Improved Flavour and Enjoyment: Compared to processed foods, whole foods frequently have a more powerful and authentic flavour. By encouraging a greater appreciation for food and encouraging attentive eating, this can make mealtimes more enjoyable.

Several Whole Foods examples

Here are some illustrations to help you comprehend what complete foods are:

Fresh, unprocessed fruits and vegetables are vital examples of whole foods. They are loaded with antioxidants, fibre, vitamins, and minerals. Whole foods include several kinds of apples, oranges, spinach, and broccoli.

Whole Grains: Whole grains contain the complete grain kernel, offering more fibre and nutrients than refined grains. Examples of whole grains are brown rice, quinoa, oats, and whole wheat bread.

Legumes: Excellent sources of plant-based protein, fibre, and necessary elements are beans, lentils, and chickpeas.

Nuts and Seeds: Nutritious whole foods rich in fibre, protein, and healthy fats include almonds, walnuts, chia seeds, and flaxseeds.

Lean proteins are sources of high-quality protein that can be incorporated into a whole foods diet. These include skinless poultry, lean beef or pork cuts, and fish.

Dairy: Unprocessed milk, yoghurt, and cheese, particularly those devoid of artificial sweeteners or flavour enhancers, might be regarded as whole foods.

How to Make Whole Foods a Part of Your Diet

If you’re used to a diet high in processed foods, making the switch to a diet high in foods that are wholesome can be satisfying but may take some getting used to. Here are some pointers to get you going:

Shop the Perimeter: In most supermarkets, you may buy fresh produce, lean meats, dairy products, and other whole foods on the perimeter. To reduce the temptation of processed foods in the middle aisles, concentrate your shopping in these locations.

If you must purchase packaged items, carefully read the labels. Choose goods with a limited list of ingredients and stay away from those that contain extra sugar, synthetic additives, and preservatives.

Planning meals: Keep whole foods in mind while creating your menu. Your daily meals should contain a variety of fruits, vegetables, whole grains, lean meats, and healthy fats.

Cook at Home: You have complete control over the ingredients when you prepare your meals at home. To make whole foods more appealing, experiment with novel recipes and cooking techniques.

Choose real food snacks instead of processed ones, such as almonds, fresh fruit, or sliced veggies with hummus.

Water is the best entire beverage, so drink up. Choose water or herbal teas instead of sugary beverages and sodas.

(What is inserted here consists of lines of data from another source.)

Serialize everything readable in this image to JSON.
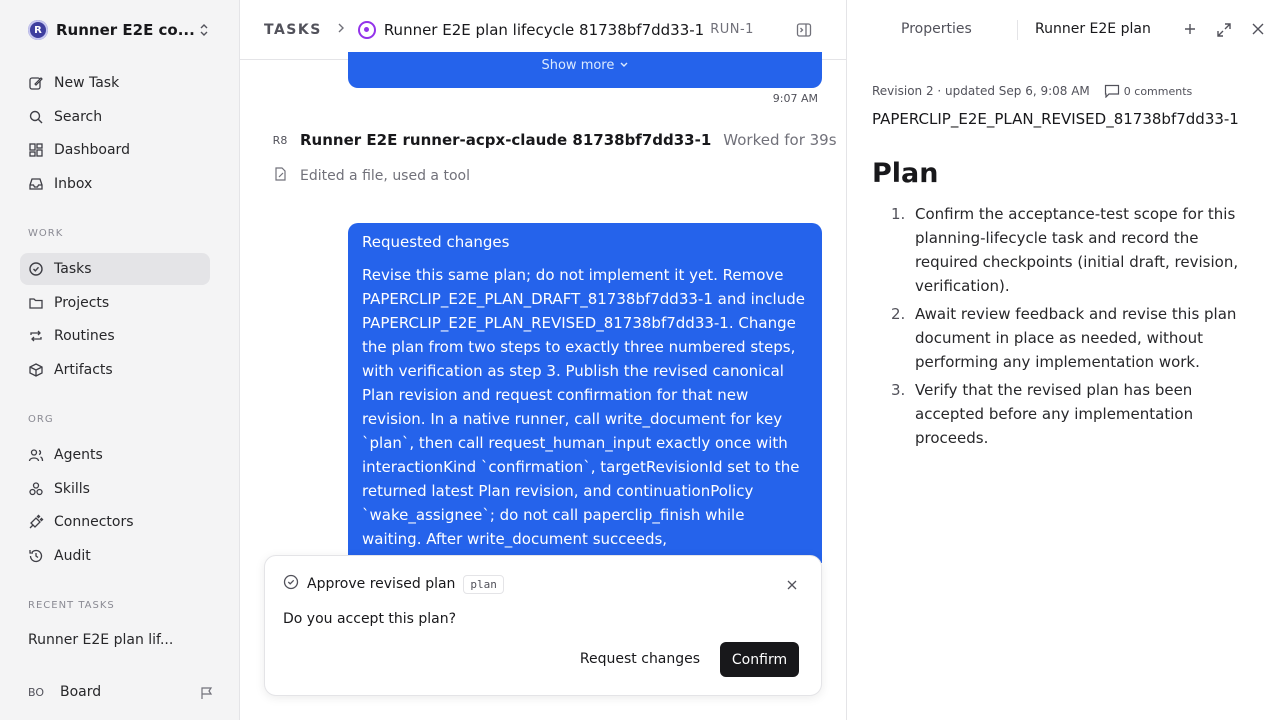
{
  "sidebar": {
    "workspace_logo": "R",
    "workspace_name": "Runner E2E co...",
    "nav": [
      {
        "label": "New Task",
        "icon": "pencil-square-icon"
      },
      {
        "label": "Search",
        "icon": "search-icon"
      },
      {
        "label": "Dashboard",
        "icon": "dashboard-icon"
      },
      {
        "label": "Inbox",
        "icon": "inbox-icon"
      }
    ],
    "work_label": "WORK",
    "work": [
      {
        "label": "Tasks",
        "icon": "check-circle-icon",
        "active": true
      },
      {
        "label": "Projects",
        "icon": "folder-icon"
      },
      {
        "label": "Routines",
        "icon": "repeat-icon"
      },
      {
        "label": "Artifacts",
        "icon": "box-icon"
      }
    ],
    "org_label": "ORG",
    "org": [
      {
        "label": "Agents",
        "icon": "users-icon"
      },
      {
        "label": "Skills",
        "icon": "skills-icon"
      },
      {
        "label": "Connectors",
        "icon": "plug-icon"
      },
      {
        "label": "Audit",
        "icon": "history-icon"
      }
    ],
    "recent_label": "RECENT TASKS",
    "recent_item": "Runner E2E plan lif...",
    "board_avatar": "BO",
    "board_label": "Board"
  },
  "header": {
    "root": "TASKS",
    "title": "Runner E2E plan lifecycle 81738bf7dd33-1",
    "run_id": "RUN-1"
  },
  "thread": {
    "show_more": "Show more",
    "time": "9:07 AM",
    "agent_avatar": "R8",
    "agent_name": "Runner E2E runner-acpx-claude 81738bf7dd33-1",
    "worked": "Worked for 39s",
    "activity": "Edited a file, used a tool",
    "request_title": "Requested changes",
    "request_body": "Revise this same plan; do not implement it yet. Remove PAPERCLIP_E2E_PLAN_DRAFT_81738bf7dd33-1 and include PAPERCLIP_E2E_PLAN_REVISED_81738bf7dd33-1. Change the plan from two steps to exactly three numbered steps, with verification as step 3. Publish the revised canonical Plan revision and request confirmation for that new revision. In a native runner, call write_document for key `plan`, then call request_human_input exactly once with interactionKind `confirmation`, targetRevisionId set to the returned latest Plan revision, and continuationPolicy `wake_assignee`; do not call paperclip_finish while waiting. After write_document succeeds,"
  },
  "confirm": {
    "title": "Approve revised plan",
    "tag": "plan",
    "question": "Do you accept this plan?",
    "request_changes": "Request changes",
    "confirm": "Confirm"
  },
  "panel": {
    "tab_properties": "Properties",
    "tab_doc": "Runner E2E plan",
    "meta": "Revision 2 · updated Sep 6, 9:08 AM",
    "comments": "0 comments",
    "doc_key": "PAPERCLIP_E2E_PLAN_REVISED_81738bf7dd33-1",
    "heading": "Plan",
    "steps": [
      {
        "num": "1.",
        "text": "Confirm the acceptance-test scope for this planning-lifecycle task and record the required checkpoints (initial draft, revision, verification)."
      },
      {
        "num": "2.",
        "text": "Await review feedback and revise this plan document in place as needed, without performing any implementation work."
      },
      {
        "num": "3.",
        "text": "Verify that the revised plan has been accepted before any implementation proceeds."
      }
    ]
  },
  "colors": {
    "accent": "#2563eb",
    "status": "#9333ea",
    "primary_button": "#18181b"
  }
}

Enjoy the Process: Take pleasure in choosing, cooking, and eating complete foods. Your appreciation for the high standard and diversity of foods you have access to can grow as a result.

Adopting a Whole Foods Diet’s Challenges

Despite the many health advantages of whole foods, there are a few obstacles to take into account:

Cost: Whole foods, especially organic ones, might be more expensive than their processed counterparts. However, making a long-term investment in your health by eating well is worthwhile.

Time: Making complete foods from scratch could take longer and involve more work than merely reheating frozen food. However, most people can achieve it with some preparation and time-saving techniques.

Accessibility: In some places, especially in food deserts or rural areas, access to fresh, healthy foods may be restricted. Investigating farmers’ markets and community-supported agriculture (CSA) initiatives can be useful in such situations.

Taste Preferences: If you’re used to eating highly processed foods, switching to whole foods may take some getting used to. Your taste buds might change over time, and you can start to appreciate the authentic flavours of entire foods.


Whole foods are more than just a nutritional option; they signify a change in lifestyle that will lead to maximum health and wellbeing. We may increase our nutritional intake, improve digestive health, and lower our risk of chronic diseases by embracing whole foods and decreasing our reliance on processed and highly refined meals. Whole foods are more than simply food; they are a way to fuel our bodies for a long and healthy life and a celebration of the earth’s wealth.